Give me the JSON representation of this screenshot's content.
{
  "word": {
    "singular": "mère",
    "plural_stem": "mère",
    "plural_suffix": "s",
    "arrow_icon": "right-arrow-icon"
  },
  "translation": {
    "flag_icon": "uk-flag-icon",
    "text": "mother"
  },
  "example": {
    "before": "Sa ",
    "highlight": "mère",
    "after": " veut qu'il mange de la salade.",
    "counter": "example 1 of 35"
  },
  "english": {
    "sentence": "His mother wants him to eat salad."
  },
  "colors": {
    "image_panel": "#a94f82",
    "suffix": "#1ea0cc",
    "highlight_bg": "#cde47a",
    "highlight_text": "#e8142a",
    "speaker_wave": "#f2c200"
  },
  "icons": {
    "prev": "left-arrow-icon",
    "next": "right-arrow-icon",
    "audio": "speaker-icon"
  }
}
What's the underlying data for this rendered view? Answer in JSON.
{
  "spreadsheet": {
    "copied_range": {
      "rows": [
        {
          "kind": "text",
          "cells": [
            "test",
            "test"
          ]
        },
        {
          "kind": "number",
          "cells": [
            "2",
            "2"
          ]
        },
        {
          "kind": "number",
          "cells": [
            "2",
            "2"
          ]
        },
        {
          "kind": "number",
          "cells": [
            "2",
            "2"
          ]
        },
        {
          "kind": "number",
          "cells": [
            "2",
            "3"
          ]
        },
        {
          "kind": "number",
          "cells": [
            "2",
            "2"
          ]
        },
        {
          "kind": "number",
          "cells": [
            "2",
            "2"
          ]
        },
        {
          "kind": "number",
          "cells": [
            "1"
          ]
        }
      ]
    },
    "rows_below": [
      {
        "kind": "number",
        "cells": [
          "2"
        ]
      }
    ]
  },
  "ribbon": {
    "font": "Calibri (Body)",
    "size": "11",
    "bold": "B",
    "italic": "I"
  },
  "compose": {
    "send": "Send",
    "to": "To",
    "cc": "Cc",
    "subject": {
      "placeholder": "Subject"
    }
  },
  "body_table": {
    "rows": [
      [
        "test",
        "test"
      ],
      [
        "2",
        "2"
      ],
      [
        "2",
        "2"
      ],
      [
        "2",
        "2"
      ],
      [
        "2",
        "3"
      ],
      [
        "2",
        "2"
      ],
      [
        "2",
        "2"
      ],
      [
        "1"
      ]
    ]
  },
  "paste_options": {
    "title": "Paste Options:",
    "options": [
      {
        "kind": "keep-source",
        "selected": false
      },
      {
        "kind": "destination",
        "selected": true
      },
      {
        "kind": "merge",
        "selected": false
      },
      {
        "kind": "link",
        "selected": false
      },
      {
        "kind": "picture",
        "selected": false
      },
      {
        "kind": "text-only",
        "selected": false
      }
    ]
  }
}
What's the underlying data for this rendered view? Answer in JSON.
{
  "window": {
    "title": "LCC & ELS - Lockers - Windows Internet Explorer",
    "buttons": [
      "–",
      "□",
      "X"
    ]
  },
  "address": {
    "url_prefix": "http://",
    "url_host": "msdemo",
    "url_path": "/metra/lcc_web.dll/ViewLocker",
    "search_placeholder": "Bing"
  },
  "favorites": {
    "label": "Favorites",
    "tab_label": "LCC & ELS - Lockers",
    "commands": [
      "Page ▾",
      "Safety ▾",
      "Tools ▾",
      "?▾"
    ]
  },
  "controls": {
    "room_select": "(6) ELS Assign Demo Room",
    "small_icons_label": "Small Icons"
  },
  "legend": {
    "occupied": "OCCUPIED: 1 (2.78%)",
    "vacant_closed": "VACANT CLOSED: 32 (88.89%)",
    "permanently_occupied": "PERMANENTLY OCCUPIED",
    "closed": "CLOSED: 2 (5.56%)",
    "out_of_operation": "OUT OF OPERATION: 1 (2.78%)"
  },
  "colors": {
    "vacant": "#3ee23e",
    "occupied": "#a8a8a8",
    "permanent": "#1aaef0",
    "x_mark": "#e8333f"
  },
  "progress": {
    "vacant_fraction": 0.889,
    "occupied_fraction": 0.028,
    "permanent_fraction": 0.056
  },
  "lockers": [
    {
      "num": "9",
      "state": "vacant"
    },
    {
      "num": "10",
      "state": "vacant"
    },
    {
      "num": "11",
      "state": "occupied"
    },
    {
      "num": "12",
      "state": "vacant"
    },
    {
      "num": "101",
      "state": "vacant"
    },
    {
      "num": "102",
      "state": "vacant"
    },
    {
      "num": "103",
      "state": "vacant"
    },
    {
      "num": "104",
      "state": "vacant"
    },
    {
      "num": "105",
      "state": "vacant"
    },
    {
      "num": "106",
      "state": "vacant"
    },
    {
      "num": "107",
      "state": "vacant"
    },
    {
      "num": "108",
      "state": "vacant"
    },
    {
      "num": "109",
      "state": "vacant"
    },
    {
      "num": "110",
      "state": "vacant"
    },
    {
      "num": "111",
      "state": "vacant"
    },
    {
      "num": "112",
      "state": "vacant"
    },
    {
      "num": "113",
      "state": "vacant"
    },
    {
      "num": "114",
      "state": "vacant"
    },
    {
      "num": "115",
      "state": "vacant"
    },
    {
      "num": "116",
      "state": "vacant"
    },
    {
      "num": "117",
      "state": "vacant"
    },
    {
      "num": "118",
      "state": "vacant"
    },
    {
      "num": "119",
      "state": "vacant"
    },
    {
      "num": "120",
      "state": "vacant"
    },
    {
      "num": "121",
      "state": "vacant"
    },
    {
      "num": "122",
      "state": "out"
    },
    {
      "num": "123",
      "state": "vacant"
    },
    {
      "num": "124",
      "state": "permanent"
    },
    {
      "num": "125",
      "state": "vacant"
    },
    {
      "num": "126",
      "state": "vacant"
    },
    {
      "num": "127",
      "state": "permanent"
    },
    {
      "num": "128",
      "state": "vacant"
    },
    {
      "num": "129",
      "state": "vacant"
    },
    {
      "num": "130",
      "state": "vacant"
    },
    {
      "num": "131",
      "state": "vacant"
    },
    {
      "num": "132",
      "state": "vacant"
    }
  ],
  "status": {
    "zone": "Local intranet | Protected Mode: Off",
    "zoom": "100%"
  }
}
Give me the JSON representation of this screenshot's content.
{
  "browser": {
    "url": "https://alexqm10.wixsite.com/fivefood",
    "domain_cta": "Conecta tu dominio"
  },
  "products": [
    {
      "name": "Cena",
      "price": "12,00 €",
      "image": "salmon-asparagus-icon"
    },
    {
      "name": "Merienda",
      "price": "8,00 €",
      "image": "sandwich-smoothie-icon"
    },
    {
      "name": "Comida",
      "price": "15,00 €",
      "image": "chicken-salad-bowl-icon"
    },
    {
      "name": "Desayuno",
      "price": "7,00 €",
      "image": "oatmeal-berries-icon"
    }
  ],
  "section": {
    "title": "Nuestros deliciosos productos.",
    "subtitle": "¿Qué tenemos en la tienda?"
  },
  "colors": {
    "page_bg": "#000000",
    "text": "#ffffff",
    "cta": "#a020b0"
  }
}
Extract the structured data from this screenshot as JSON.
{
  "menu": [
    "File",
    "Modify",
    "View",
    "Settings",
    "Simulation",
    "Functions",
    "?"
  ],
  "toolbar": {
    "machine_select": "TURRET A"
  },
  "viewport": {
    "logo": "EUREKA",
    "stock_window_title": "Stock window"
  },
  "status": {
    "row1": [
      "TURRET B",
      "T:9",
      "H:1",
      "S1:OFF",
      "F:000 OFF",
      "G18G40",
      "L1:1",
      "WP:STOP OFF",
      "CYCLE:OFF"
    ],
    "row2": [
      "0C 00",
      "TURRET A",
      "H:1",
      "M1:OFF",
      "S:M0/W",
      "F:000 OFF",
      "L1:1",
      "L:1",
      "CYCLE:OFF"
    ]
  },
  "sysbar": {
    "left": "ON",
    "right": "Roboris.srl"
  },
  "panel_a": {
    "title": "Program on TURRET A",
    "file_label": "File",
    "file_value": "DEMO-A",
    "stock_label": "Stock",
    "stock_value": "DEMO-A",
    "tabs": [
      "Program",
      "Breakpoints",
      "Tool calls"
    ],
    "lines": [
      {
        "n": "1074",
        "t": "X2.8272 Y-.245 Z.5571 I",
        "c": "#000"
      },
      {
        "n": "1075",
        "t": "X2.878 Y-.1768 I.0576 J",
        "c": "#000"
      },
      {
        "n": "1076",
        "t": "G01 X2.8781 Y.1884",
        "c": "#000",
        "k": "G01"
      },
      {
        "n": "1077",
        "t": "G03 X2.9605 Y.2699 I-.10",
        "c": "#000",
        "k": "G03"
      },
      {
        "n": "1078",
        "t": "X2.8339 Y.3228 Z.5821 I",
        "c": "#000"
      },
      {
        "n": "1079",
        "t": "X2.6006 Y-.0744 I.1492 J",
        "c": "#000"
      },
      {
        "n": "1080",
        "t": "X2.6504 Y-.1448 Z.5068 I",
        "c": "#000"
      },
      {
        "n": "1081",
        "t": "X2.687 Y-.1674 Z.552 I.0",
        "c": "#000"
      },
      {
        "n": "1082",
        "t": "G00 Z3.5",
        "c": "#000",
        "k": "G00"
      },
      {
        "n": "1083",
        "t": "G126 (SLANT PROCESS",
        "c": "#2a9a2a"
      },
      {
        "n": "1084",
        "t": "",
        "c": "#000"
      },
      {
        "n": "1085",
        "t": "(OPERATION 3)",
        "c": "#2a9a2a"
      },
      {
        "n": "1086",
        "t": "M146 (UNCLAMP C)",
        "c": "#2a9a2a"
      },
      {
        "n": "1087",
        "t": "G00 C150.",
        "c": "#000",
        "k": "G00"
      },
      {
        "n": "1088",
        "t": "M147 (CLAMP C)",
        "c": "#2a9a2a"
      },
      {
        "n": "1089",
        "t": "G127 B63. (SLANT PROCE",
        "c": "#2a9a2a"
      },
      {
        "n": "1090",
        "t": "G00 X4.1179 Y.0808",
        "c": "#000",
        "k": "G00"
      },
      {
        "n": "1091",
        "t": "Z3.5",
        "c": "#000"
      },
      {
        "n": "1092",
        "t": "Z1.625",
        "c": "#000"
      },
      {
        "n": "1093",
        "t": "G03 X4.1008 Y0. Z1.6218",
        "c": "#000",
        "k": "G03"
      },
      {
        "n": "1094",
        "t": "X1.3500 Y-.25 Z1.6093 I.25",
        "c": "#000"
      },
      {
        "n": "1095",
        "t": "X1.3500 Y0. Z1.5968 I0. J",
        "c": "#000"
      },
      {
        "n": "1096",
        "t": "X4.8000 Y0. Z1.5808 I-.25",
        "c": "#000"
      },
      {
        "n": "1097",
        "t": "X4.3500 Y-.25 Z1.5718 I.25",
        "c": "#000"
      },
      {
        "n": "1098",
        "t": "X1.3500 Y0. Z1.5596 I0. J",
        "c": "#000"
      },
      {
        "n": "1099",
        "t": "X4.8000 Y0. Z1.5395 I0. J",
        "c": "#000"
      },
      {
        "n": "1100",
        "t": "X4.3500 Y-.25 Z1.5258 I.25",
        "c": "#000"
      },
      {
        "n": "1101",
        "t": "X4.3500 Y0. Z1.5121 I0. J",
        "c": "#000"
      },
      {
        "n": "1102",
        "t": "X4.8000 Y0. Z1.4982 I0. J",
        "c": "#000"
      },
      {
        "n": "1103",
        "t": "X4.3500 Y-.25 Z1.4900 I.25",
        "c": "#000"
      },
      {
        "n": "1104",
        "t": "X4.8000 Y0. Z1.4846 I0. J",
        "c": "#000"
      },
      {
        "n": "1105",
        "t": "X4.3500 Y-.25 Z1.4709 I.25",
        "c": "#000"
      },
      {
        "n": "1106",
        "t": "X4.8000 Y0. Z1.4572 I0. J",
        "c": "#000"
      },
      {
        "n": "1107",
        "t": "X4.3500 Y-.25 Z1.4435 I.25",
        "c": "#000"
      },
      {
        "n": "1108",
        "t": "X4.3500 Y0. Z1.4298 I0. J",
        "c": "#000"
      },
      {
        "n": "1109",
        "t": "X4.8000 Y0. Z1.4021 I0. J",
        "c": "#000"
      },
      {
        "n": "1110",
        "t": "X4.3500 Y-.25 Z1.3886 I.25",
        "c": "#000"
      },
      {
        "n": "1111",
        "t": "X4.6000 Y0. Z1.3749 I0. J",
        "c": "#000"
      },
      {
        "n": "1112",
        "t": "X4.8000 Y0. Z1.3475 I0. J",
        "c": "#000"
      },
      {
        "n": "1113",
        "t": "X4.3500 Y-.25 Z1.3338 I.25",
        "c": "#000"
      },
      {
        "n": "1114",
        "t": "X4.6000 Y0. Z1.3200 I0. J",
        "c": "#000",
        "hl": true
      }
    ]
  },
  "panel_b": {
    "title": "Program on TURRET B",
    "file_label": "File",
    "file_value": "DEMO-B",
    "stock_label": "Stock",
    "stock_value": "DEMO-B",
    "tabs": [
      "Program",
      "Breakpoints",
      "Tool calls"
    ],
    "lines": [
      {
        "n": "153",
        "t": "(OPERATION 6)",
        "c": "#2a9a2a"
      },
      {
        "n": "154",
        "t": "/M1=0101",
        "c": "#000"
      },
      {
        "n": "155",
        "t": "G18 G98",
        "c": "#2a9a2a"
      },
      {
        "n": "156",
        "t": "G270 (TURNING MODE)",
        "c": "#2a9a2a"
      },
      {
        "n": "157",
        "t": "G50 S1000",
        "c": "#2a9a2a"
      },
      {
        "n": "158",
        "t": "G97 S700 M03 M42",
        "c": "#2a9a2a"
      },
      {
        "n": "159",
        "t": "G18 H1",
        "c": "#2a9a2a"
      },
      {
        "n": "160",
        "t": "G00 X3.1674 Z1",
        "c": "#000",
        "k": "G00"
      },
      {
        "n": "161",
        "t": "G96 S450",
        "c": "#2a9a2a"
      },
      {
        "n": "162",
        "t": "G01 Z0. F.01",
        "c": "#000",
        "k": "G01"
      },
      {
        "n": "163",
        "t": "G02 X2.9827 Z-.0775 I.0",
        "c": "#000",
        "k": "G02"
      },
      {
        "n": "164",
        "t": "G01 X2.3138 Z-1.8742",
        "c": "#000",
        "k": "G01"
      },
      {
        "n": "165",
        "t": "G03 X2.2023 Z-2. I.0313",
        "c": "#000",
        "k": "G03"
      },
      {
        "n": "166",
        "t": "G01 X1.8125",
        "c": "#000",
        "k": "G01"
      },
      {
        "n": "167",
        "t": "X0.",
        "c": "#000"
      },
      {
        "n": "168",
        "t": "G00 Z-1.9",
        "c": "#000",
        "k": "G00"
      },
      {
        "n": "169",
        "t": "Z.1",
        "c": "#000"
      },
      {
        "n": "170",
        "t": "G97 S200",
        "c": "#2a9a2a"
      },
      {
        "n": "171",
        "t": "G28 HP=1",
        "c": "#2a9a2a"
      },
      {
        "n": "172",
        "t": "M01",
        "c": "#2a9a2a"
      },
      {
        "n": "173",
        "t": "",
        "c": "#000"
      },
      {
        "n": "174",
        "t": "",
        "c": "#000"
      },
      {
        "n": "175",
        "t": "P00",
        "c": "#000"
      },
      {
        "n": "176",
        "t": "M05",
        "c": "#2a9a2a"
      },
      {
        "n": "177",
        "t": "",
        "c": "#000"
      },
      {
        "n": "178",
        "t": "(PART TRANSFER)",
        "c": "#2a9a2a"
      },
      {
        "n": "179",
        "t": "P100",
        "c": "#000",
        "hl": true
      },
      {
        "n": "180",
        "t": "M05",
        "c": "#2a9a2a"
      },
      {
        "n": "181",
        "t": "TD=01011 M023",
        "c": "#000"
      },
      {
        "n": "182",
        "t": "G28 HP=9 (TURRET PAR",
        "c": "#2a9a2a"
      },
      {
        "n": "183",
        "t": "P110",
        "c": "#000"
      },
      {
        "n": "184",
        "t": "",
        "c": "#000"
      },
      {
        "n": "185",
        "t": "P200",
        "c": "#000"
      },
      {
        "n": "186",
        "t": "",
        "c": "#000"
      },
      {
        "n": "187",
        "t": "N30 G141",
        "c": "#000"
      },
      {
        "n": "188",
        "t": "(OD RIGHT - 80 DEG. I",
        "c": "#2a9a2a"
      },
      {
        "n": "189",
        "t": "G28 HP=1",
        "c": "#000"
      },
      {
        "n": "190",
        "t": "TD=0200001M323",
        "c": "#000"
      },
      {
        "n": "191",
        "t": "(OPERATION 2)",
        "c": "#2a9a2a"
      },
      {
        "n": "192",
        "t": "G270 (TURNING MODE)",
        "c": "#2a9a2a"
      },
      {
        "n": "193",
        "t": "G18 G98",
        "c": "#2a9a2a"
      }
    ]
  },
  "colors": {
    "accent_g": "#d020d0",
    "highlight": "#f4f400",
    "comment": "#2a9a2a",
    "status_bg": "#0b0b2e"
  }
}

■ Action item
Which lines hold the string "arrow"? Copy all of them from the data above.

■ Written solution
    "arrow_icon": "right-arrow-icon"
    "prev": "left-arrow-icon",
    "next": "right-arrow-icon",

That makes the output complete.